*** Opening of Raw data ***
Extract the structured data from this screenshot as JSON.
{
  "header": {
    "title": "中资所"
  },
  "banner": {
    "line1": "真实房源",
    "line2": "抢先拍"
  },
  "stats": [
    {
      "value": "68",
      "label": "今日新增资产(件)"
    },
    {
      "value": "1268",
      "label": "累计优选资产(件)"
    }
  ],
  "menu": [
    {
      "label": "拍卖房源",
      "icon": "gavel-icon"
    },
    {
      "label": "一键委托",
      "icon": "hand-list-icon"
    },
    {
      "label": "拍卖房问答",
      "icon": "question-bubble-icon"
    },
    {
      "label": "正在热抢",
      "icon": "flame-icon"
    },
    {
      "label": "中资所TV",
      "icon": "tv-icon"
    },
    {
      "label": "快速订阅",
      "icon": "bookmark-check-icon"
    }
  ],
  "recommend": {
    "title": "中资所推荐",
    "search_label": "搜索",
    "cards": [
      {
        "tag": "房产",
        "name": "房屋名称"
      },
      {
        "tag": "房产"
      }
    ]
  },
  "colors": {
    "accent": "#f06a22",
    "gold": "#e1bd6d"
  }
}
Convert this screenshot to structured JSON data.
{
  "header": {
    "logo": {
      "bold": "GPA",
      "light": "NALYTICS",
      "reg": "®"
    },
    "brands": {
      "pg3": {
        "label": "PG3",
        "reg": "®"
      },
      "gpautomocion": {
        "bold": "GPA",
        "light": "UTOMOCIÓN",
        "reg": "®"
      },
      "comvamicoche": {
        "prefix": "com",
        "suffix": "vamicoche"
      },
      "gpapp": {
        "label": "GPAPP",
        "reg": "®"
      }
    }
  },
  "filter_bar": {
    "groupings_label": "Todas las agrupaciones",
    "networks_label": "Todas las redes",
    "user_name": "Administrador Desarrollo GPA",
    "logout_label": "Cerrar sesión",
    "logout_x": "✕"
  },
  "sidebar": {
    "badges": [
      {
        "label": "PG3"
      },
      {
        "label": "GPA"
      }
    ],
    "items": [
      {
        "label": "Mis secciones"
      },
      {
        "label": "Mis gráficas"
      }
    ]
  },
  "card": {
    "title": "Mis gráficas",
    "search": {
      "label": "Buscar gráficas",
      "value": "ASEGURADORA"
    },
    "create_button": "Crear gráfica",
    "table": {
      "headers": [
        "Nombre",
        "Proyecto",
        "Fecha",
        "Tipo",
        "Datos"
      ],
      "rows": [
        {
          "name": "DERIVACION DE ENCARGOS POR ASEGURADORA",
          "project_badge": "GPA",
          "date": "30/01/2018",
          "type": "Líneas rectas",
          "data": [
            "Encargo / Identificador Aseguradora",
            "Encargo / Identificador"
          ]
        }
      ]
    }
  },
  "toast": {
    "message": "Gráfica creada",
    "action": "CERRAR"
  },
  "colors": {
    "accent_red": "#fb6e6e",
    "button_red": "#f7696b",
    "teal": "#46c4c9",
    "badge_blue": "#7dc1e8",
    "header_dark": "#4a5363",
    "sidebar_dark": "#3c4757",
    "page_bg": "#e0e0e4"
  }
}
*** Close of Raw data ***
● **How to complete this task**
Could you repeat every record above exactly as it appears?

● **Task result**
Extract the structured data from this screenshot as JSON.
{
  "header": {
    "title": "中资所"
  },
  "banner": {
    "line1": "真实房源",
    "line2": "抢先拍"
  },
  "stats": [
    {
      "value": "68",
      "label": "今日新增资产(件)"
    },
    {
      "value": "1268",
      "label": "累计优选资产(件)"
    }
  ],
  "menu": [
    {
      "label": "拍卖房源",
      "icon": "gavel-icon"
    },
    {
      "label": "一键委托",
      "icon": "hand-list-icon"
    },
    {
      "label": "拍卖房问答",
      "icon": "question-bubble-icon"
    },
    {
      "label": "正在热抢",
      "icon": "flame-icon"
    },
    {
      "label": "中资所TV",
      "icon": "tv-icon"
    },
    {
      "label": "快速订阅",
      "icon": "bookmark-check-icon"
    }
  ],
  "recommend": {
    "title": "中资所推荐",
    "search_label": "搜索",
    "cards": [
      {
        "tag": "房产",
        "name": "房屋名称"
      },
      {
        "tag": "房产"
      }
    ]
  },
  "colors": {
    "accent": "#f06a22",
    "gold": "#e1bd6d"
  }
}
Convert this screenshot to structured JSON data.
{
  "header": {
    "logo": {
      "bold": "GPA",
      "light": "NALYTICS",
      "reg": "®"
    },
    "brands": {
      "pg3": {
        "label": "PG3",
        "reg": "®"
      },
      "gpautomocion": {
        "bold": "GPA",
        "light": "UTOMOCIÓN",
        "reg": "®"
      },
      "comvamicoche": {
        "prefix": "com",
        "suffix": "vamicoche"
      },
      "gpapp": {
        "label": "GPAPP",
        "reg": "®"
      }
    }
  },
  "filter_bar": {
    "groupings_label": "Todas las agrupaciones",
    "networks_label": "Todas las redes",
    "user_name": "Administrador Desarrollo GPA",
    "logout_label": "Cerrar sesión",
    "logout_x": "✕"
  },
  "sidebar": {
    "badges": [
      {
        "label": "PG3"
      },
      {
        "label": "GPA"
      }
    ],
    "items": [
      {
        "label": "Mis secciones"
      },
      {
        "label": "Mis gráficas"
      }
    ]
  },
  "card": {
    "title": "Mis gráficas",
    "search": {
      "label": "Buscar gráficas",
      "value": "ASEGURADORA"
    },
    "create_button": "Crear gráfica",
    "table": {
      "headers": [
        "Nombre",
        "Proyecto",
        "Fecha",
        "Tipo",
        "Datos"
      ],
      "rows": [
        {
          "name": "DERIVACION DE ENCARGOS POR ASEGURADORA",
          "project_badge": "GPA",
          "date": "30/01/2018",
          "type": "Líneas rectas",
          "data": [
            "Encargo / Identificador Aseguradora",
            "Encargo / Identificador"
          ]
        }
      ]
    }
  },
  "toast": {
    "message": "Gráfica creada",
    "action": "CERRAR"
  },
  "colors": {
    "accent_red": "#fb6e6e",
    "button_red": "#f7696b",
    "teal": "#46c4c9",
    "badge_blue": "#7dc1e8",
    "header_dark": "#4a5363",
    "sidebar_dark": "#3c4757",
    "page_bg": "#e0e0e4"
  }
}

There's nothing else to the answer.